The box that was submitted was a project that took about a year from start to finish. Along the way I wanted to submit photos, but I thought it wasn’t wise to let the box “out of the bag” so to speak. I wanted to make sure that I didn’t create a less productive situation. Essentially I wanted the first viewing of the box to really be the first viewing. However now that the Santa Fe Indian market is over, I can post all the pics and information I want about it. 🙂
The box was a joint effort between Lyndon Tsostie and Isaac Dial. In this project they both have more man hours than they care to count and when you look at the work you can really see both artist in the piece (that was important to Isaac).
When Isaac first asked Lyndon to work on the box with him, he made sure to express to Lyndon the importance of both personal styles showing through. Lyndon is pretty much the king of boxes, so Isaac was really excited when he humbly accepted the invitation. Lyndon knew all the little things about making a box that Isaac would’nt have thought of. So as you would guess Lyndon brought a great deal of experience to the creation/process of the box’s development.
Isaac brought the design and the fabrication to the table. For those who have seen Lyndon’s boxes before you can really tell. It truly was a joint venture, both styles are very visible. I considered it an honor to watch the process. It was an amazing experience to watch two artist work so well together to form something so impressive.
Isaac’s cut out designs and overlay created a feeling of depth and life likeness. Lyndon’s inlay work speaks for it self. He truly is a living master.
The “Secret” sold before the Santa Fe Indian Market even opened. They had a buyer waiting on the park bench who wanted it before she even saw the box. She had heard from a friend that this was the piece for her collection.

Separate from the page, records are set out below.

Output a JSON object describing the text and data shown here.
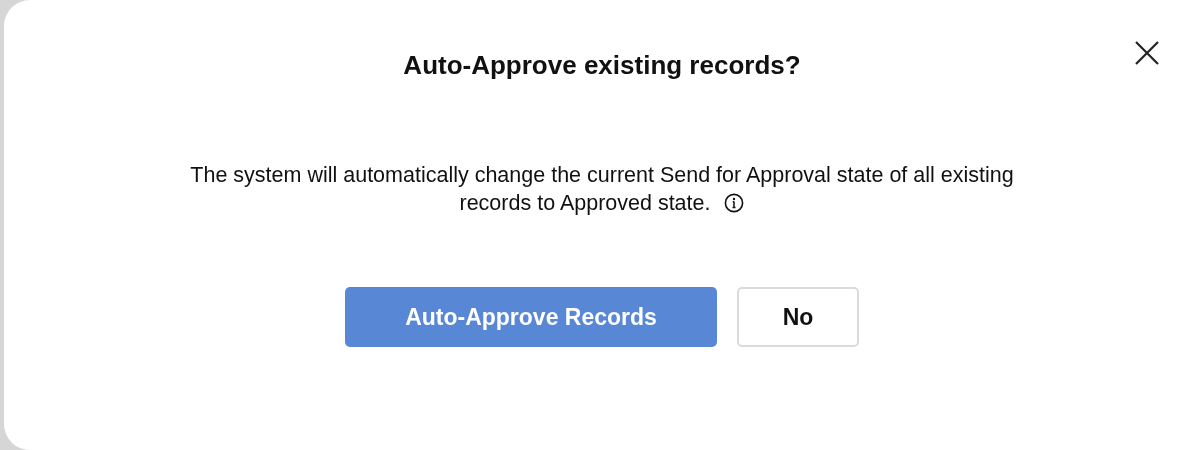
{
  "dialog": {
    "title": "Auto-Approve existing records?",
    "message_lines": [
      "The system will automatically change the current Send for Approval state of all existing",
      "records to Approved state."
    ],
    "buttons": [
      {
        "label": "Auto-Approve Records",
        "kind": "primary"
      },
      {
        "label": "No",
        "kind": "secondary"
      }
    ]
  }
}
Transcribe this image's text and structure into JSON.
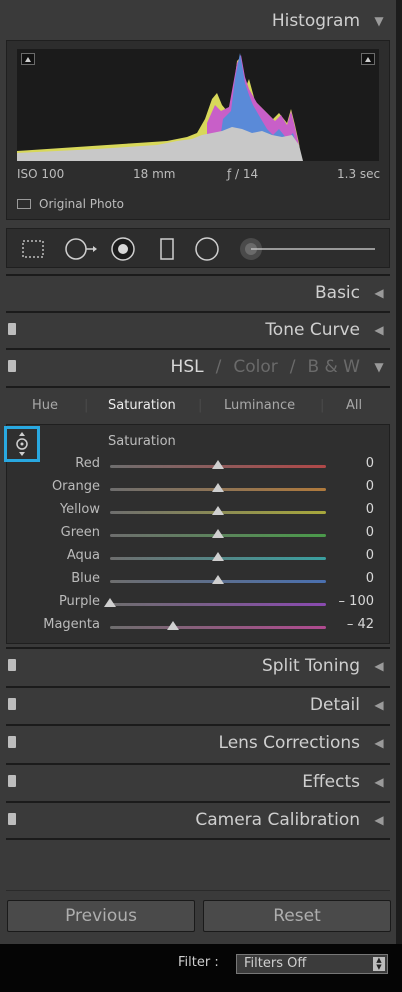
{
  "histogram": {
    "title": "Histogram",
    "iso": "ISO 100",
    "focal_length": "18 mm",
    "aperture": "ƒ / 14",
    "shutter": "1.3 sec",
    "original_photo_label": "Original Photo"
  },
  "tools": [
    "crop-overlay",
    "spot-removal",
    "red-eye",
    "graduated-filter",
    "radial-filter",
    "adjustment-brush"
  ],
  "panels": {
    "basic": "Basic",
    "tone_curve": "Tone Curve",
    "hsl": {
      "hsl": "HSL",
      "sep1": "/",
      "color": "Color",
      "sep2": "/",
      "bw": "B & W"
    },
    "split_toning": "Split Toning",
    "detail": "Detail",
    "lens_corrections": "Lens Corrections",
    "effects": "Effects",
    "camera_calibration": "Camera Calibration"
  },
  "hsl_tabs": {
    "hue": "Hue",
    "saturation": "Saturation",
    "luminance": "Luminance",
    "all": "All",
    "active": "Saturation"
  },
  "section_label": "Saturation",
  "sliders": [
    {
      "name": "Red",
      "value": "0",
      "amount": 0,
      "color": "#b04848"
    },
    {
      "name": "Orange",
      "value": "0",
      "amount": 0,
      "color": "#b07a3c"
    },
    {
      "name": "Yellow",
      "value": "0",
      "amount": 0,
      "color": "#a8a83c"
    },
    {
      "name": "Green",
      "value": "0",
      "amount": 0,
      "color": "#4a9a4a"
    },
    {
      "name": "Aqua",
      "value": "0",
      "amount": 0,
      "color": "#3aa0a0"
    },
    {
      "name": "Blue",
      "value": "0",
      "amount": 0,
      "color": "#4a70b0"
    },
    {
      "name": "Purple",
      "value": "– 100",
      "amount": -100,
      "color": "#8a4ab0"
    },
    {
      "name": "Magenta",
      "value": "– 42",
      "amount": -42,
      "color": "#b04a90"
    }
  ],
  "buttons": {
    "previous": "Previous",
    "reset": "Reset"
  },
  "filter": {
    "label": "Filter :",
    "value": "Filters Off"
  }
}
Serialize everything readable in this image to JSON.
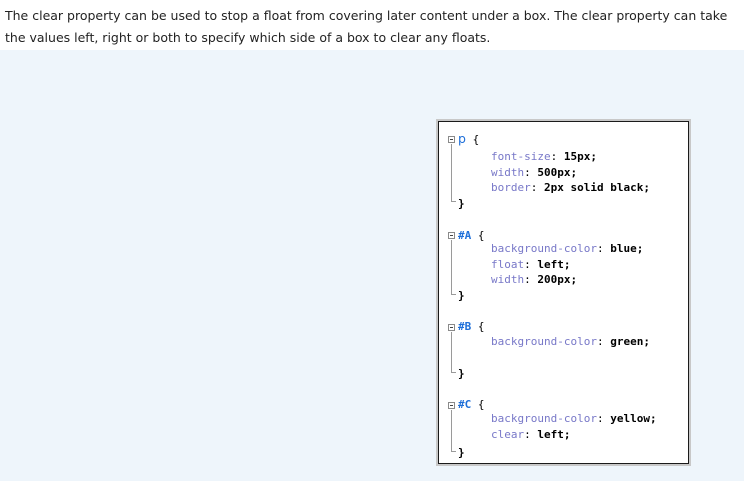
{
  "intro": {
    "text": "The clear property can be used to stop a float from covering later content under a box. The clear property can take the values left, right or both to specify which side of a box to clear any floats."
  },
  "code": {
    "rules": [
      {
        "selector": "p",
        "open": "{",
        "close": "}",
        "declarations": [
          {
            "property": "font-size",
            "value": "15px;"
          },
          {
            "property": "width",
            "value": "500px;"
          },
          {
            "property": "border",
            "value": "2px solid black;"
          }
        ]
      },
      {
        "selector": "#A",
        "open": "{",
        "close": "}",
        "declarations": [
          {
            "property": "background-color",
            "value": "blue;"
          },
          {
            "property": "float",
            "value": "left;"
          },
          {
            "property": "width",
            "value": "200px;"
          }
        ]
      },
      {
        "selector": "#B",
        "open": "{",
        "close": "}",
        "declarations": [
          {
            "property": "background-color",
            "value": "green;"
          }
        ]
      },
      {
        "selector": "#C",
        "open": "{",
        "close": "}",
        "declarations": [
          {
            "property": "background-color",
            "value": "yellow;"
          },
          {
            "property": "clear",
            "value": "left;"
          }
        ]
      }
    ]
  },
  "colors": {
    "selector": "#1e6fd9",
    "property": "#7878c8",
    "page_background": "#eef5fb"
  }
}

I had a chance to meet the buyer that morning and she is really impressive. She has been collecting for sometime and she really knows her stuff. I thought that was awesome, because this project had a lot of blood, sweat, and tears. That kind of piece you want to find a good home.
Here are some general pics of the fabrication. I thought it would be good to show some of the pictures in the lab.